■ Activity ■
Repeat the records verbatim and leave the pictures out of your copy.

■ Data ■
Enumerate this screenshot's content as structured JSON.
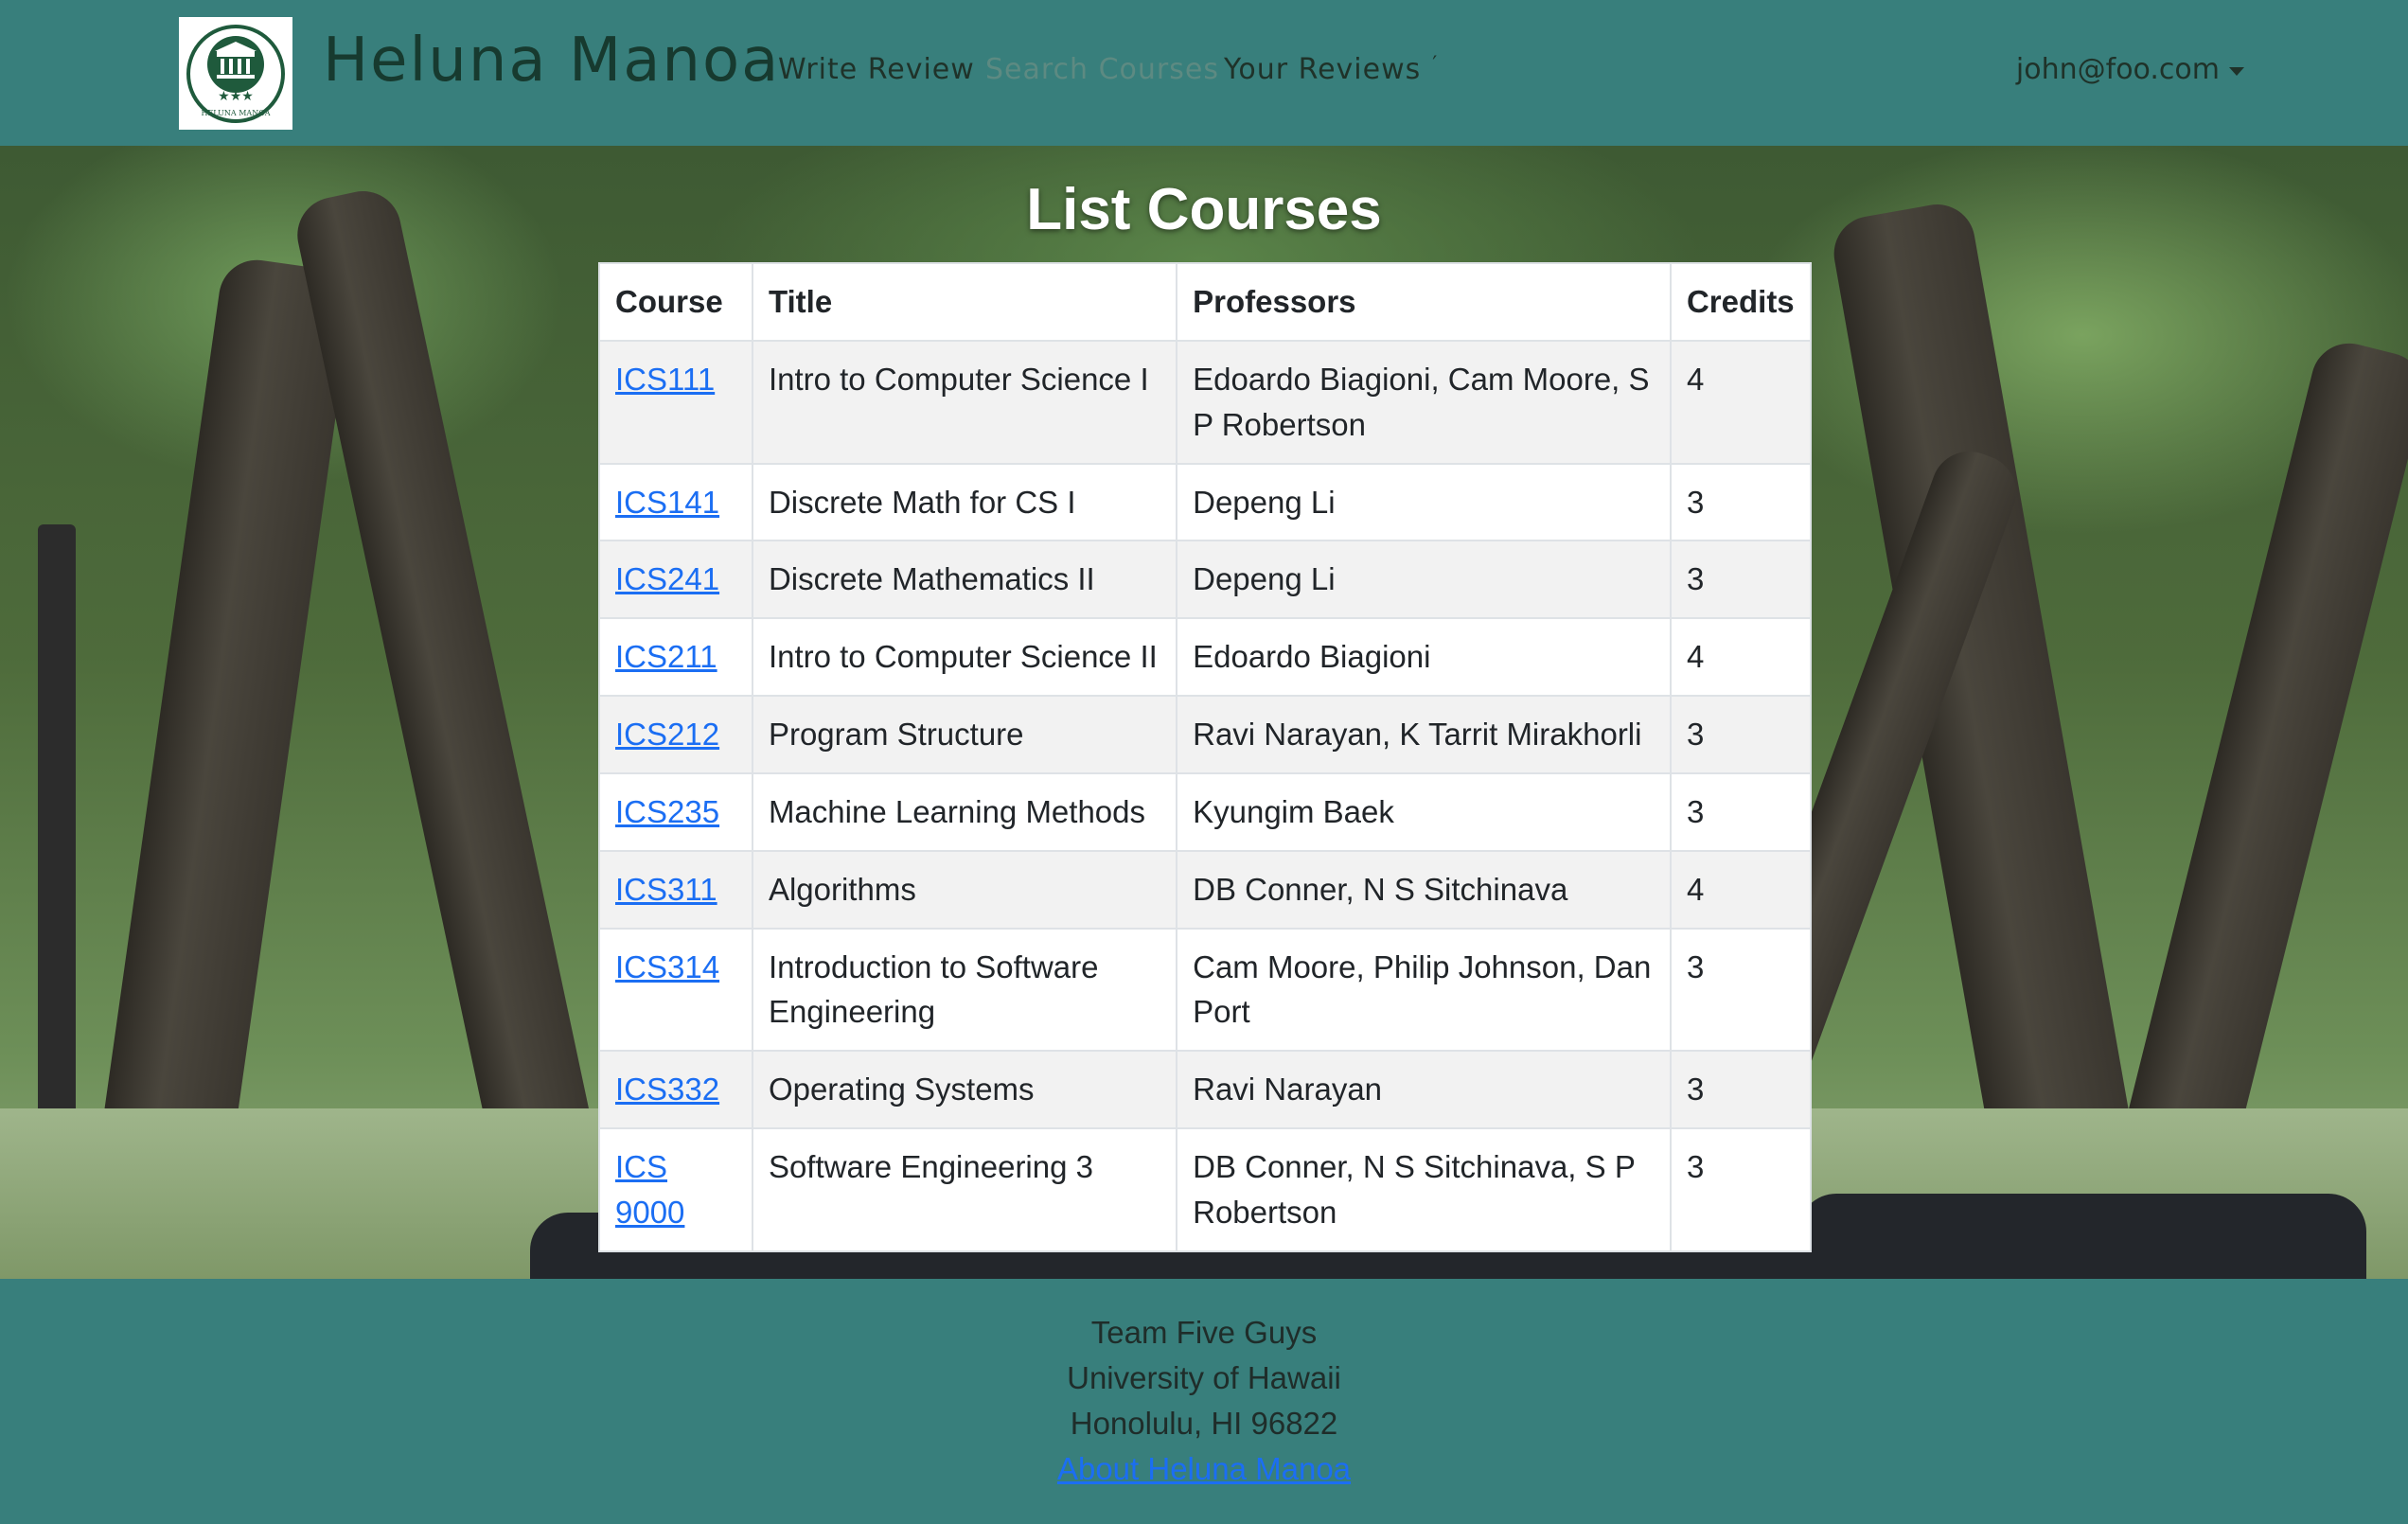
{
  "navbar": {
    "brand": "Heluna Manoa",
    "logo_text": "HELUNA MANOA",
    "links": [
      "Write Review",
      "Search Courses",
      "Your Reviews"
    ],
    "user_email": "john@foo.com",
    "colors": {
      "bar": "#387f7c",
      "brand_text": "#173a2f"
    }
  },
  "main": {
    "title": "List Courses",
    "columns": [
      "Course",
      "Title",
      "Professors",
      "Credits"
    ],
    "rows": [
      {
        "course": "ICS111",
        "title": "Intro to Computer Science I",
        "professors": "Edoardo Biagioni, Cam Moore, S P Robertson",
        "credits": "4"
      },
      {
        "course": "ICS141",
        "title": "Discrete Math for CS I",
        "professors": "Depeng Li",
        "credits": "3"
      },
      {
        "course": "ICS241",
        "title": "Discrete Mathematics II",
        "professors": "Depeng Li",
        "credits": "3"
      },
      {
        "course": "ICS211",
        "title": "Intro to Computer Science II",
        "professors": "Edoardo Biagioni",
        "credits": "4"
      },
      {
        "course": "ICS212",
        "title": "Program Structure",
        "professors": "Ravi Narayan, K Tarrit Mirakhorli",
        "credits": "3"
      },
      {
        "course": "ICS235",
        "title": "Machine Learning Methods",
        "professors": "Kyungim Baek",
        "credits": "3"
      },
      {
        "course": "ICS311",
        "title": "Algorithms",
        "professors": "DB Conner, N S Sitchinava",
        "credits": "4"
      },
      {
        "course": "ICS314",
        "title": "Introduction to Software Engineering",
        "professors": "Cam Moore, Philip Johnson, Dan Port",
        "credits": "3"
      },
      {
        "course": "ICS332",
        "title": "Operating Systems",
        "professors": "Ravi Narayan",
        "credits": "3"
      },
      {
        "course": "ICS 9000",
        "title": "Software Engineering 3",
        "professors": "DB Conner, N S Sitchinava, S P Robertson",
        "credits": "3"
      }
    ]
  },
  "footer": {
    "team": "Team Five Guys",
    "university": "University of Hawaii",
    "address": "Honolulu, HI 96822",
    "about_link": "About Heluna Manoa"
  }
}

■ Problem solution ■
Enumerate this screenshot's content as structured JSON.
{
  "navbar": {
    "brand": "Heluna Manoa",
    "logo_text": "HELUNA MANOA",
    "links": [
      "Write Review",
      "Search Courses",
      "Your Reviews"
    ],
    "user_email": "john@foo.com",
    "colors": {
      "bar": "#387f7c",
      "brand_text": "#173a2f"
    }
  },
  "main": {
    "title": "List Courses",
    "columns": [
      "Course",
      "Title",
      "Professors",
      "Credits"
    ],
    "rows": [
      {
        "course": "ICS111",
        "title": "Intro to Computer Science I",
        "professors": "Edoardo Biagioni, Cam Moore, S P Robertson",
        "credits": "4"
      },
      {
        "course": "ICS141",
        "title": "Discrete Math for CS I",
        "professors": "Depeng Li",
        "credits": "3"
      },
      {
        "course": "ICS241",
        "title": "Discrete Mathematics II",
        "professors": "Depeng Li",
        "credits": "3"
      },
      {
        "course": "ICS211",
        "title": "Intro to Computer Science II",
        "professors": "Edoardo Biagioni",
        "credits": "4"
      },
      {
        "course": "ICS212",
        "title": "Program Structure",
        "professors": "Ravi Narayan, K Tarrit Mirakhorli",
        "credits": "3"
      },
      {
        "course": "ICS235",
        "title": "Machine Learning Methods",
        "professors": "Kyungim Baek",
        "credits": "3"
      },
      {
        "course": "ICS311",
        "title": "Algorithms",
        "professors": "DB Conner, N S Sitchinava",
        "credits": "4"
      },
      {
        "course": "ICS314",
        "title": "Introduction to Software Engineering",
        "professors": "Cam Moore, Philip Johnson, Dan Port",
        "credits": "3"
      },
      {
        "course": "ICS332",
        "title": "Operating Systems",
        "professors": "Ravi Narayan",
        "credits": "3"
      },
      {
        "course": "ICS 9000",
        "title": "Software Engineering 3",
        "professors": "DB Conner, N S Sitchinava, S P Robertson",
        "credits": "3"
      }
    ]
  },
  "footer": {
    "team": "Team Five Guys",
    "university": "University of Hawaii",
    "address": "Honolulu, HI 96822",
    "about_link": "About Heluna Manoa"
  }
}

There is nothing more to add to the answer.